It is estimated that every second our brain receives more than one billion information from different sensory modalities [ 142 ]. This extremely huge number shows us how the nervous system is constantly linked to the environment.

Like many other species, we have several sensory modalities that detect several physical and chemical properties.

Thus, we have a fabulous light-sensitive visual system. With this system the electromagnetic waves are perceived as images full of meaning.

We also have a hearing system which detects the pressure variations as small aeric whether and converts them into an understandable sound.

Two other olfactory and gustatory chemical systems allow us to detect chemical particles and assign them smell and taste.

Another system equilibration informs us (consciously or not) of our position and movements in space.
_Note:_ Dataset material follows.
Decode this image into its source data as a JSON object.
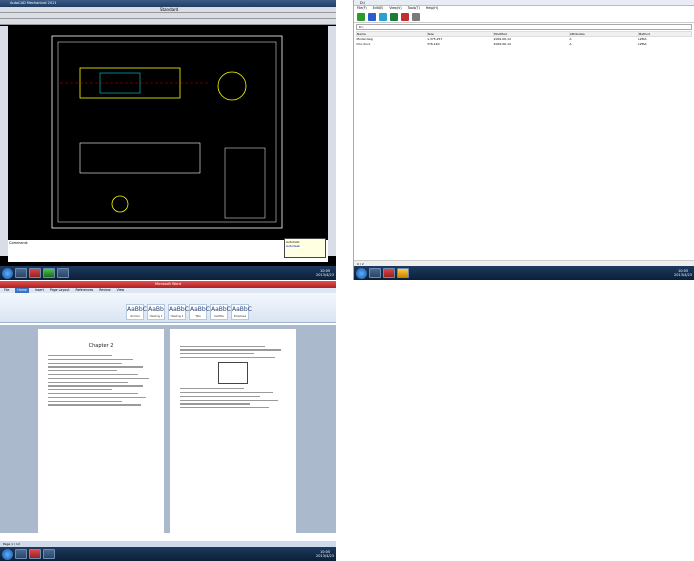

And beyond all, we have an impressive sensory entity: The as important as vision and hearing somatosensory system. This system, diffuse and ubiquitous throughout the body [ 39 ], we are constantly information about our own bodies, that touches and especially what the threat.

The sensory systems are often made ​​of a receiver, a transmission channel and a receiving area and to the cortical perception of the brain. This is at the receiving member is that signal transduction is to say the conversion of the physicochemical properties of the electrical signals to be transmitted by the neurons.

The arrival of these electrical signals in primary cortical areas is only the first step in the assimilation of information in the brain. Indeed, it must be other cortical areas called associative where information provides a sense, this process is called perception.

Chapters 4 - Sensory systems 01. Sensory systems - Overview